My memories of Mr. Burke point me in several directions, but there was one thing he did — a mere four words — that made a lasting difference in my life. All he said was, “I’m a quiet person.” But that has served me as a mantra for a lifetime.
Mr. Burke was a “scholastic,” on his way to becoming a Jesuit priest. He taught at my high school in the mid-1960s, along with a half dozen other scholastics and six or eight Jesuit priests. It was an all-boys Catholic high school; Vatican II was in the air. Mr. Burke — Tom Burke — taught us English.
Part of the backstory here is that several years ago I wanted to make more of Thanksgiving than turkey and football games. I decided to thank somebody who had impacted my life, in some little way, and to express that gratitude by telling the story at this website.
My hope is that it leads others to actually thank someone at Thanksgiving, to use the holiday to extend appreciation to others for those random acts of kindness that mean a great deal.
This year I thought of Mr. Burke because of what he said to my dad while the three of us were sitting in the bleachers after a high school basketball game.
Mr. Burke was solid. He was not the most popular teacher at our high school, not the most dynamic or charismatic. But authentic, thoughtful, virile — a role model for young boys trying to find themselves in the turbulent 1960s. He was also physically solid, built thick, with a broad, tan face, strong cheek bones and pug nose that looked like it might once have been broken.

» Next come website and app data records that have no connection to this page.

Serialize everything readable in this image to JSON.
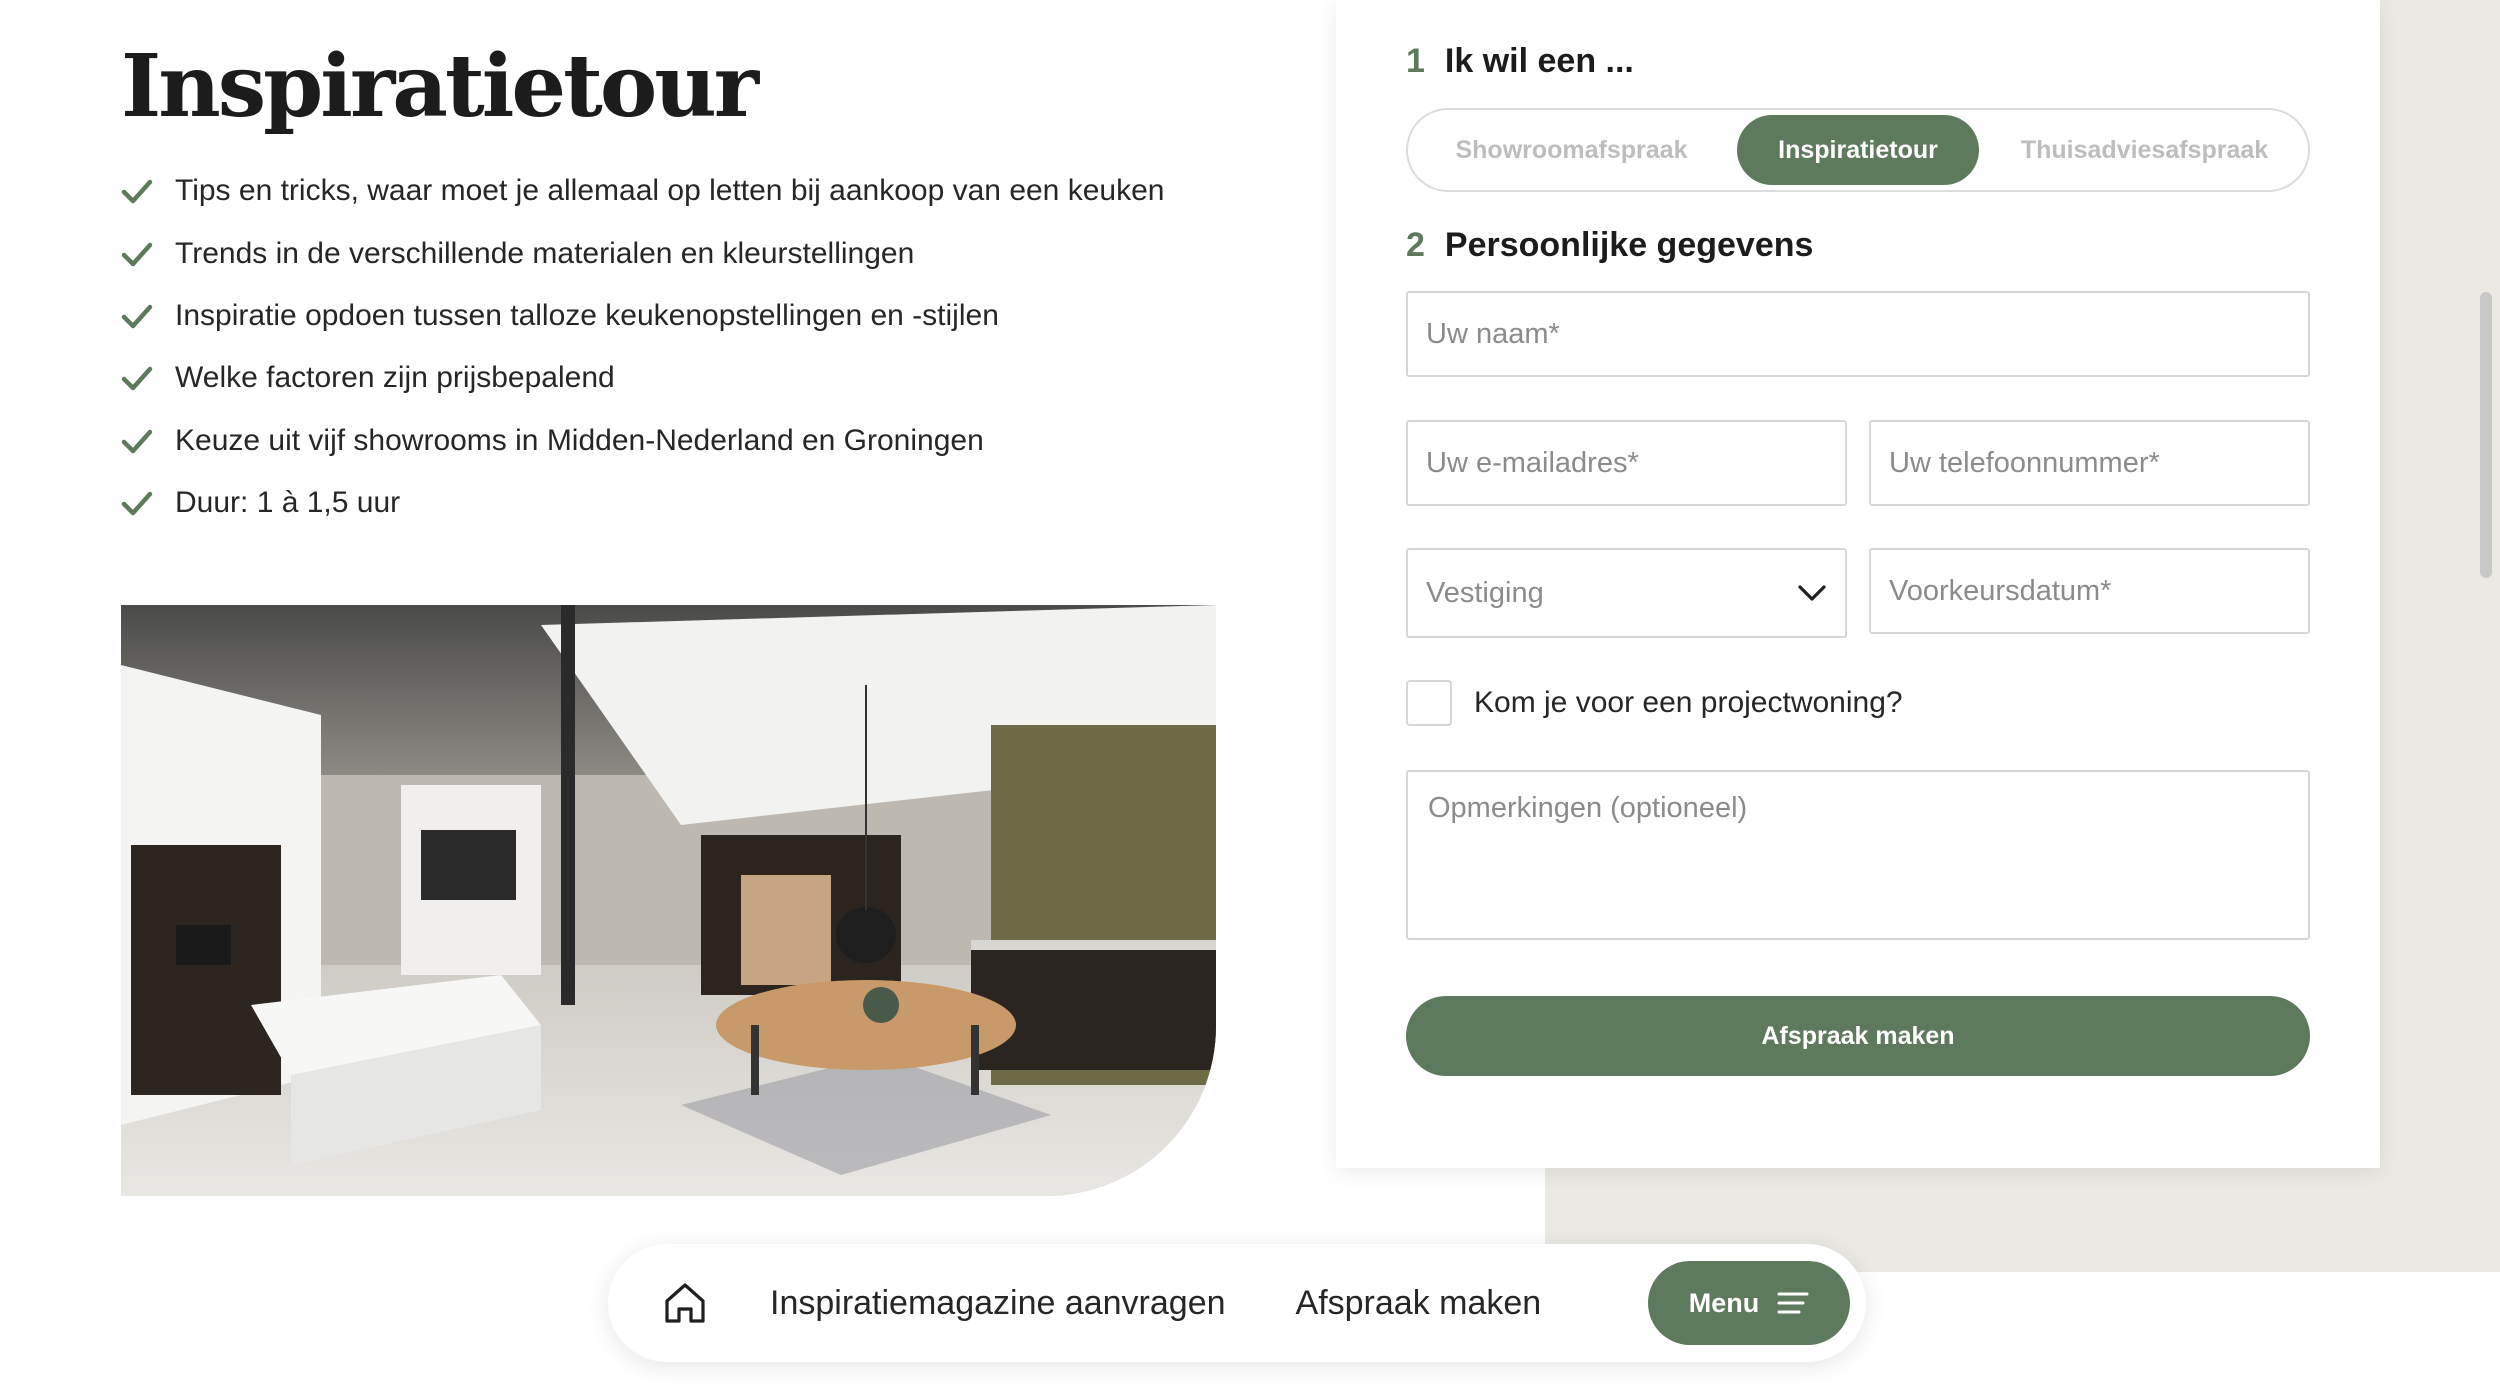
{
  "page": {
    "title": "Inspiratietour",
    "features": [
      "Tips en tricks, waar moet je allemaal op letten bij aankoop van een keuken",
      "Trends in de verschillende materialen en kleurstellingen",
      "Inspiratie opdoen tussen talloze keukenopstellingen en -stijlen",
      "Welke factoren zijn prijsbepalend",
      "Keuze uit vijf showrooms in Midden-Nederland en Groningen",
      "Duur: 1 à 1,5 uur"
    ],
    "photo_icon": "kitchen-showroom-photo"
  },
  "form": {
    "step1": {
      "number": "1",
      "title": "Ik wil een ..."
    },
    "appointment_types": [
      {
        "label": "Showroomafspraak",
        "active": false
      },
      {
        "label": "Inspiratietour",
        "active": true
      },
      {
        "label": "Thuisadviesafspraak",
        "active": false
      }
    ],
    "step2": {
      "number": "2",
      "title": "Persoonlijke gegevens"
    },
    "fields": {
      "name_placeholder": "Uw naam*",
      "email_placeholder": "Uw e-mailadres*",
      "phone_placeholder": "Uw telefoonnummer*",
      "location_select": "Vestiging",
      "date_placeholder": "Voorkeursdatum*",
      "project_checkbox_label": "Kom je voor een projectwoning?",
      "remarks_placeholder": "Opmerkingen (optioneel)"
    },
    "submit_label": "Afspraak maken"
  },
  "bottom_nav": {
    "home_icon": "home-icon",
    "link1": "Inspiratiemagazine aanvragen",
    "link2": "Afspraak maken",
    "menu_label": "Menu",
    "menu_icon": "hamburger-icon"
  },
  "colors": {
    "accent_green": "#5e7a5c",
    "beige": "#ebe9e3"
  }
}
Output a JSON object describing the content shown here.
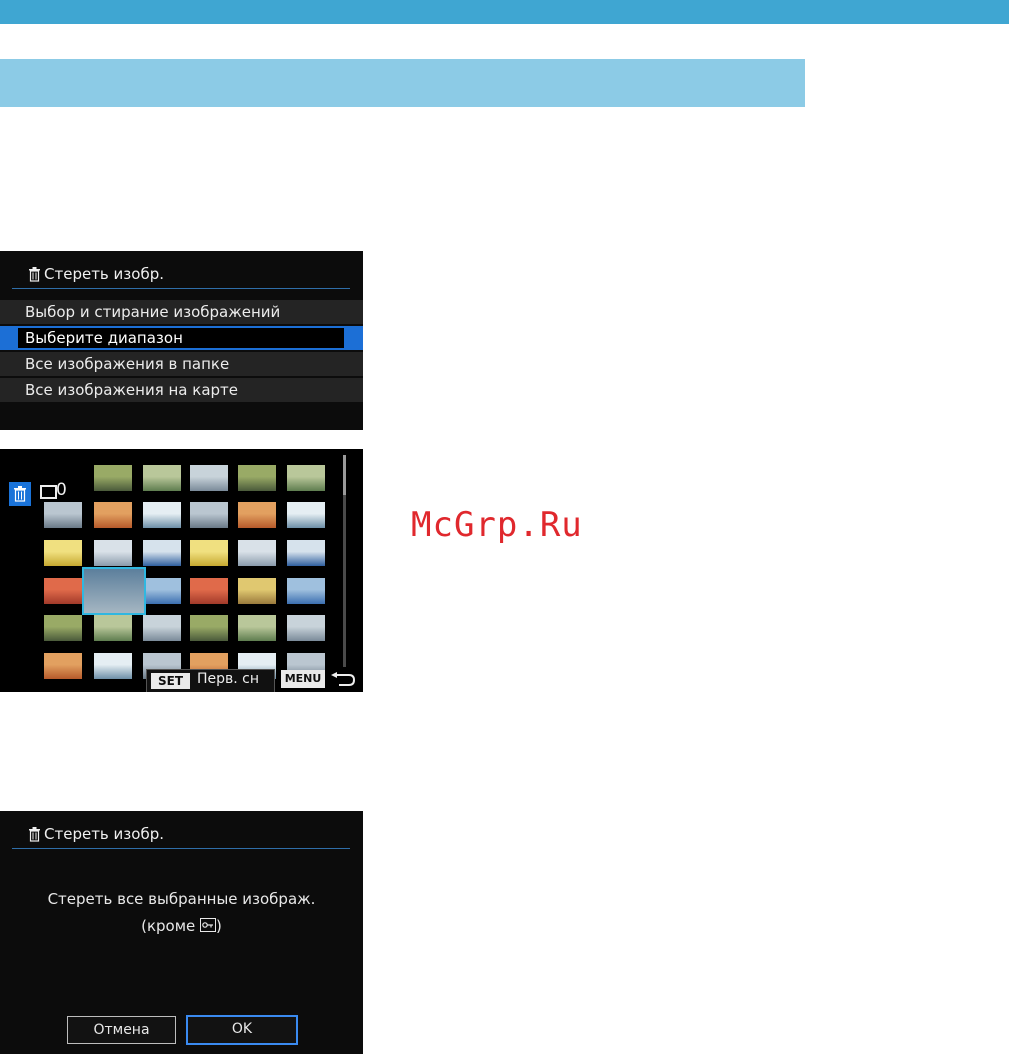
{
  "colors": {
    "top_bar": "#3fa6d2",
    "section_bar": "#8ccbe6",
    "menu_selection": "#1c6fd6",
    "grid_selection": "#30b7e0",
    "watermark": "#e0282d"
  },
  "menu_screen": {
    "title": "Стереть изобр.",
    "title_icon": "trash-icon",
    "items": [
      {
        "label": "Выбор и стирание изображений"
      },
      {
        "label": "Выберите диапазон"
      },
      {
        "label": "Все изображения в папке"
      },
      {
        "label": "Все изображения на карте"
      }
    ],
    "selected_index": 1
  },
  "grid_screen": {
    "trash_icon": "trash-icon",
    "selected_count": "0",
    "set_button_label": "SET",
    "set_action_label": "Перв. сн",
    "menu_button_label": "MENU",
    "back_icon": "back-arrow-icon"
  },
  "confirm_screen": {
    "title": "Стереть изобр.",
    "message_line1": "Стереть все выбранные изображ.",
    "message_line2_prefix": "(кроме",
    "message_line2_suffix": ")",
    "protect_icon": "protect-key-icon",
    "cancel_label": "Отмена",
    "ok_label": "OK"
  },
  "watermark": "McGrp.Ru"
}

We liked it when Mr. Burke came out to football practice, working with the JV team as a middle linebacker on defense. He wore grey work pants, black Converse All-Star high-tops and a plain white T-shirt — his only equipment an old blue helmet with no face mask. And he mixed it up with us, was a rollicking, rampaging, rock’em-sock’em force on defense, smashing into the line, running down halfbacks, swatting passes away. Always with a grin on his face, having the time of his life.
I had him for freshman English, and again as a sophomore. He kept a carousel of books in the back corner of his classroom, a personal library of recommendations — the good books high school boys might read to get the real story on life, to learn the joy of real literature, to get us thinking outside our childhood perimeters.
He and I hadn’t talked, but one day between classes I was twirling the book rack, looking for something, and he came across the room, took a book off the rack and handed it to me. “I bet you’ll like this,” he said. It was The Catcher in the Rye. He knew me better than I would have suspected; the book was a life-changer for me.
I was, as the sayings go, “painfully shy,” “socially inept” and “awkwardly self-conscious,” an introvert afraid to speak, uncomfortable around others.
If that wasn’t difficult enough, I had a mother who wanted her son to exhibit the proper social graces, to display some Southern charm, to be conversant at least. But I was embarrassingly mute, despite all her proddings at social functions to tell the Johnsons, the Richardsons or the Carmodys some small story about my little life.
The divide between who I was and what she wanted me to be was simply too great a leap for my teenage self. And that was a pain and a yoke. And led to much self-incrimination.
One night after a basketball game, waiting for my teammates to emerge from the locker room post-shower, I sat near my dad who was sitting next to Mr. Burke — an awkward arrangement if ever there was one. And my dad, no great conversationalist himself, tried a few lame attempts to get some talk going, with no success.
Finally, he turned to the young scholastic and pronounced, “Mr. Burke, you’re awfully quiet tonight.” To which Mr. Burke looked at my dad and with a pleasantly serene face replied, “I’m a quiet person.”
That was it. I have never forgotten that.
It was later I fully appreciated the source of that response. Tom Burke knew who he was and was comfortable in that self-knowledge, that person, comfortable in his own skin. He made no apologies, favored no pretense.
And that gave me permission to be quiet, too, to rest in that awareness of who I am and not feel bad about it.
For years — in unfamiliar situations, surrounded by strange people, when ill at ease at meetings or stately dinners — I would say to myself, “I am a quiet person.” It was a reminder to pardon myself not only for my reserve but also for other deficiencies that make me who I am. Throughout my life, when I would feel that inner churning to perform or impress with words and social graces, I would calm those nervous trepidations by recalling Mr. Burke’s peaceful demeanor and his soothing declaration: “I’m a quiet person.” I am who I am.
And through the years I would also recall Tom Burke and those words as I tried to stay true to myself, to not lose the real me as I traveled along life’s way.
I don’t know what became of Mr. Burke. Like many religious in the wake of Vatican II, he left his community before his ordination. The rumor was that he had headed to the Canadian oil fields to be a roustabout there. But I never knew if that was true or merely wishful thinking on the part of Catholic school boys, for whom such an adventure suited Tom Burke — and our romantic notions of manliness and freedom.
Kerry Temple ’74 is editor of this magazine.